## What is expected
Wherever the word "nfclose" occurs in the listing below, copy that whole line.

--------------------------------------------------

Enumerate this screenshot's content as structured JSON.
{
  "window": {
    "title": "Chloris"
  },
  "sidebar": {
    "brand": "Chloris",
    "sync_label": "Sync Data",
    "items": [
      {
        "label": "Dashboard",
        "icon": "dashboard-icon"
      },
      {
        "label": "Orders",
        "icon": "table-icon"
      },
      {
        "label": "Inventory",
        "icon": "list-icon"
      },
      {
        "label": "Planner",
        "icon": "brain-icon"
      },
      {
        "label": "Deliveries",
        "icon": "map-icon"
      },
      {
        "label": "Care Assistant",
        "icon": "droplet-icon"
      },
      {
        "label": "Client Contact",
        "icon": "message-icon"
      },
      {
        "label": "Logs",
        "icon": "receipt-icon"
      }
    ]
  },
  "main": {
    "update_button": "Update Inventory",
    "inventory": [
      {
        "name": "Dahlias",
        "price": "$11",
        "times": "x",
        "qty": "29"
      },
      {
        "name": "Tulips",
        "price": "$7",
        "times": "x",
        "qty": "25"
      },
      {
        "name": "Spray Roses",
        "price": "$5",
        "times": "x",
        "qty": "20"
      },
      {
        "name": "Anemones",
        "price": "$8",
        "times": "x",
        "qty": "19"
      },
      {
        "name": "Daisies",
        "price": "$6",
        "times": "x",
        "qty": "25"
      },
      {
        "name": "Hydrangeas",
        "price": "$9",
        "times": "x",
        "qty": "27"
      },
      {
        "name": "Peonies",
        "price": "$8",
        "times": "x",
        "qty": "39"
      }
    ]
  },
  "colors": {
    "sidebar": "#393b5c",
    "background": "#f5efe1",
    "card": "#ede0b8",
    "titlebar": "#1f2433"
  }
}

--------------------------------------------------

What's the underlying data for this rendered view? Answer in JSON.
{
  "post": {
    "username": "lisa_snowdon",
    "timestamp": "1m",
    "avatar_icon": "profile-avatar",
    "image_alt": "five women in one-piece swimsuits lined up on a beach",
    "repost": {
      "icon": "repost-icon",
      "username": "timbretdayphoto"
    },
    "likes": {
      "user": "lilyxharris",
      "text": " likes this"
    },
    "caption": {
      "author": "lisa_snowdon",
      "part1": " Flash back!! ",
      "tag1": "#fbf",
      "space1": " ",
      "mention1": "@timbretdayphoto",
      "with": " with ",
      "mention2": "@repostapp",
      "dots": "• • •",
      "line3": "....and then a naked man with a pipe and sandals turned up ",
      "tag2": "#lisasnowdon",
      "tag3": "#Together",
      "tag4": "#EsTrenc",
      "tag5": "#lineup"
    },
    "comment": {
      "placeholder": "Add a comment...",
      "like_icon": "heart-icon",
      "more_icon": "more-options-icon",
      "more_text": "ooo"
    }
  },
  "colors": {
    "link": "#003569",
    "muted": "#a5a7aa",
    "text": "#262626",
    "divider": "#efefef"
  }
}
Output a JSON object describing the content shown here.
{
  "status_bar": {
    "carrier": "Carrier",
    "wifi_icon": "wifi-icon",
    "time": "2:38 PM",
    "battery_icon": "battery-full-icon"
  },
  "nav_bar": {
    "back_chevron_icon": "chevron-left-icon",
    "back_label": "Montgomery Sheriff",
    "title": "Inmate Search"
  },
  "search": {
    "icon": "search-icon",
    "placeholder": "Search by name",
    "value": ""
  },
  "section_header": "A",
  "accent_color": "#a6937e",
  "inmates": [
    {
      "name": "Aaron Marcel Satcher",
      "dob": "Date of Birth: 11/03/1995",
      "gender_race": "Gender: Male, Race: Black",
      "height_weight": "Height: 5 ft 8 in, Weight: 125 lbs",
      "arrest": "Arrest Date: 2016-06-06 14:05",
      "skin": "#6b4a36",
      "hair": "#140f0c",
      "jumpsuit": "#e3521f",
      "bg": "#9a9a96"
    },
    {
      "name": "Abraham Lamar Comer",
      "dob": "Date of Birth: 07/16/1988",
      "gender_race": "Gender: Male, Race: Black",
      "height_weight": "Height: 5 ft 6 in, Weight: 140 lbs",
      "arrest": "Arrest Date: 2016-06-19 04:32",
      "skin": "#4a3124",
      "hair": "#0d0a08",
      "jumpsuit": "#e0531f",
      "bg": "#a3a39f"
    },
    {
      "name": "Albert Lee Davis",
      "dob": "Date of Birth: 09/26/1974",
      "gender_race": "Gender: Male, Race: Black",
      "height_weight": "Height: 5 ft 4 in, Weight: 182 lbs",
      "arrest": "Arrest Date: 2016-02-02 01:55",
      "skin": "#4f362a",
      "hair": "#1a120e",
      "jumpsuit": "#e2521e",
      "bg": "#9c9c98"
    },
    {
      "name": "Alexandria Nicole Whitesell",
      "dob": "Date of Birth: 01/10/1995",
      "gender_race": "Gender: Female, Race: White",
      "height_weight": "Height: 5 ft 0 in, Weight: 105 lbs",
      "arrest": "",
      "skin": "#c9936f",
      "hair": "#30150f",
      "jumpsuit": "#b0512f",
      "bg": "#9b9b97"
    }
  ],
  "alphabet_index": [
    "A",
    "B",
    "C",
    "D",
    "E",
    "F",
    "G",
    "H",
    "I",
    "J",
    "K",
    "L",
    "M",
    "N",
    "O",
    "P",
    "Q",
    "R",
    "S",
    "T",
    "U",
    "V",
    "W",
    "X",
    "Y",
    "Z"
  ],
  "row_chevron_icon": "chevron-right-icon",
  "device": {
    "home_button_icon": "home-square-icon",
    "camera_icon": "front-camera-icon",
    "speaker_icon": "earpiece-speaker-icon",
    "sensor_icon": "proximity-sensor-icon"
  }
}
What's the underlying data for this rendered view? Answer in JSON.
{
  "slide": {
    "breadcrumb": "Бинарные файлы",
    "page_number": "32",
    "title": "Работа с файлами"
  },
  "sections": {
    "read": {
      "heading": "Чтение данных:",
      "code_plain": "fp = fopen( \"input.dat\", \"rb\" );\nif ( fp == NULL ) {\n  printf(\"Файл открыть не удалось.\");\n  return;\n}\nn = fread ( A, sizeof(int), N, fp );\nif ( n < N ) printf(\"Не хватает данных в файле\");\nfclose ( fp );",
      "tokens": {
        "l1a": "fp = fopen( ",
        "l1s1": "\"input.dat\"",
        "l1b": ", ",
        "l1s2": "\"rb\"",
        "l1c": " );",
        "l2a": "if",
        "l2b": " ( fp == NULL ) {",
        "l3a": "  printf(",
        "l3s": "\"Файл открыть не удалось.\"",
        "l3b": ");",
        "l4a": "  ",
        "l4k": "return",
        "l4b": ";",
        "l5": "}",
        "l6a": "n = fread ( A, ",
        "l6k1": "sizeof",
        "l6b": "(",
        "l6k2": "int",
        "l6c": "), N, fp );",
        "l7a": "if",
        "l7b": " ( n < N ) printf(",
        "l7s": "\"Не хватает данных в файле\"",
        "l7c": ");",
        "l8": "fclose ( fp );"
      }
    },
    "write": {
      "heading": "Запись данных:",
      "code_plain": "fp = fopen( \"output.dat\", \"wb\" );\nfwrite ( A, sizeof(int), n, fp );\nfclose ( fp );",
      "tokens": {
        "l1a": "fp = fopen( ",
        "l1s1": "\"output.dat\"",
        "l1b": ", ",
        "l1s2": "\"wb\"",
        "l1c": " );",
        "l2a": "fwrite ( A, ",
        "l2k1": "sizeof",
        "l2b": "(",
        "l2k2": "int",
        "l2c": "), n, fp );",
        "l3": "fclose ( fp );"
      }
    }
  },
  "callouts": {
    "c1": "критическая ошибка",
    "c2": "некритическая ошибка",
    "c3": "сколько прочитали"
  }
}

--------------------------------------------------

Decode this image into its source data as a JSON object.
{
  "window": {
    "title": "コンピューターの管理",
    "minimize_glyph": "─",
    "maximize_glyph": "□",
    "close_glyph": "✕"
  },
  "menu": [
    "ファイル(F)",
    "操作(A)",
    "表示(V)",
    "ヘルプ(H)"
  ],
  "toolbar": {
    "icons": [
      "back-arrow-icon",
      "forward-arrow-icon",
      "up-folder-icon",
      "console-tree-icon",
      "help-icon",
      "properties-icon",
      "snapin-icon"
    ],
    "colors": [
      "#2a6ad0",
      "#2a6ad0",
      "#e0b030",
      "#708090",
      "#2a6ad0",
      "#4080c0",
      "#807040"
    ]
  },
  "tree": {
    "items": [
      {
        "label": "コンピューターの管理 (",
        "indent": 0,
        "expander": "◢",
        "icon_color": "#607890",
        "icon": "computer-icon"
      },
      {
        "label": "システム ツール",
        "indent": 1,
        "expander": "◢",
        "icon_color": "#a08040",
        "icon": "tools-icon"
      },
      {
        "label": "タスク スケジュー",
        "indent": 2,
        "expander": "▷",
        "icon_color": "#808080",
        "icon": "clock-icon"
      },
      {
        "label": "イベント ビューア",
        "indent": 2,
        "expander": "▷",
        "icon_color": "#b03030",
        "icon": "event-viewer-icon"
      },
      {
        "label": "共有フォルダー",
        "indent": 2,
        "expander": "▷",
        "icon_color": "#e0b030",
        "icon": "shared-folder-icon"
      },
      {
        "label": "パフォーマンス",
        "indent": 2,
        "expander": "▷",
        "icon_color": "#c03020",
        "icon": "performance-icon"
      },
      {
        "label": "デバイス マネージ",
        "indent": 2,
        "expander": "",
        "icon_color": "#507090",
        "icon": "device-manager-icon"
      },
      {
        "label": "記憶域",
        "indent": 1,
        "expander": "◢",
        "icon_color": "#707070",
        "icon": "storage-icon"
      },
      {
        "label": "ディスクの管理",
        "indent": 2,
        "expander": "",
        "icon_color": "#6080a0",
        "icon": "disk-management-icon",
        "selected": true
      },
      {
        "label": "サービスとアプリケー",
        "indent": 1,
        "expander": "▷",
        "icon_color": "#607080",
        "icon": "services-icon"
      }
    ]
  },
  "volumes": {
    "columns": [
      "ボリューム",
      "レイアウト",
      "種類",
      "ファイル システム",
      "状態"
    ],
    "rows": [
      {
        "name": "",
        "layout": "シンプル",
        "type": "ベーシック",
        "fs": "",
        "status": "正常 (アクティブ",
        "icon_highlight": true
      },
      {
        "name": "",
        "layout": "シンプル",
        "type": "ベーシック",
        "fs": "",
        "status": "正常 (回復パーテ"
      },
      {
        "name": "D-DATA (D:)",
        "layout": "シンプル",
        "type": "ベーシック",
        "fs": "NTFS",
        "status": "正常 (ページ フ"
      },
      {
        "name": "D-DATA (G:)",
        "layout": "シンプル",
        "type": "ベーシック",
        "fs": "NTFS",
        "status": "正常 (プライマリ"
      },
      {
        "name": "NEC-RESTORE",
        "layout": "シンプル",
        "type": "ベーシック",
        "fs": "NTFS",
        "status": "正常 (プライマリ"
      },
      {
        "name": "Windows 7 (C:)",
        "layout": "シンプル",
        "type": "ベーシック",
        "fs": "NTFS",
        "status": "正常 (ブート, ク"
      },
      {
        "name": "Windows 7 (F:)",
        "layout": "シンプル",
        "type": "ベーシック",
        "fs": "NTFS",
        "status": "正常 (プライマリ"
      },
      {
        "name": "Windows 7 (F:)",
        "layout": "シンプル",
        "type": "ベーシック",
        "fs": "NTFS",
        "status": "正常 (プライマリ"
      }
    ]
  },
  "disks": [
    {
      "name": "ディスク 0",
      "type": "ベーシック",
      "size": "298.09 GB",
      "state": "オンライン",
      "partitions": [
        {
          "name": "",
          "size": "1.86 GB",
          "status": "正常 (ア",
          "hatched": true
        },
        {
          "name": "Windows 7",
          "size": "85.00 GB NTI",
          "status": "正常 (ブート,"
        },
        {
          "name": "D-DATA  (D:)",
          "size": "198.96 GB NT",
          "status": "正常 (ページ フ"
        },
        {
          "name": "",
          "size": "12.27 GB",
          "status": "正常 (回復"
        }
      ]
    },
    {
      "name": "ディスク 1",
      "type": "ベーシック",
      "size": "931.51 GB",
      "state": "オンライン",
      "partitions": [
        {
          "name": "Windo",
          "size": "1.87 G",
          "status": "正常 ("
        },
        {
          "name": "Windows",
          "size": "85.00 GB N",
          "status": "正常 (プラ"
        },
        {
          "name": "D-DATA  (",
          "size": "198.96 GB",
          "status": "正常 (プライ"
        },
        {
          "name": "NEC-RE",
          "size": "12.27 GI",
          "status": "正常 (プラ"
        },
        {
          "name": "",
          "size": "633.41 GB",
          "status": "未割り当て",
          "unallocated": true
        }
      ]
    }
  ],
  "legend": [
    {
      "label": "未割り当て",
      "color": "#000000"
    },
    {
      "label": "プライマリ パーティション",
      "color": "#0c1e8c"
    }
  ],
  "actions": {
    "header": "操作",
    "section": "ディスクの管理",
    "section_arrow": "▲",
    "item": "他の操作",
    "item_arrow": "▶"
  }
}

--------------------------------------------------

## Response
      "code_plain": "fp = fopen( \"input.dat\", \"rb\" );\nif ( fp == NULL ) {\n  printf(\"Файл открыть не удалось.\");\n  return;\n}\nn = fread ( A, sizeof(int), N, fp );\nif ( n < N ) printf(\"Не хватает данных в файле\");\nfclose ( fp );",
      "code_plain": "fp = fopen( \"output.dat\", \"wb\" );\nfwrite ( A, sizeof(int), n, fp );\nfclose ( fp );",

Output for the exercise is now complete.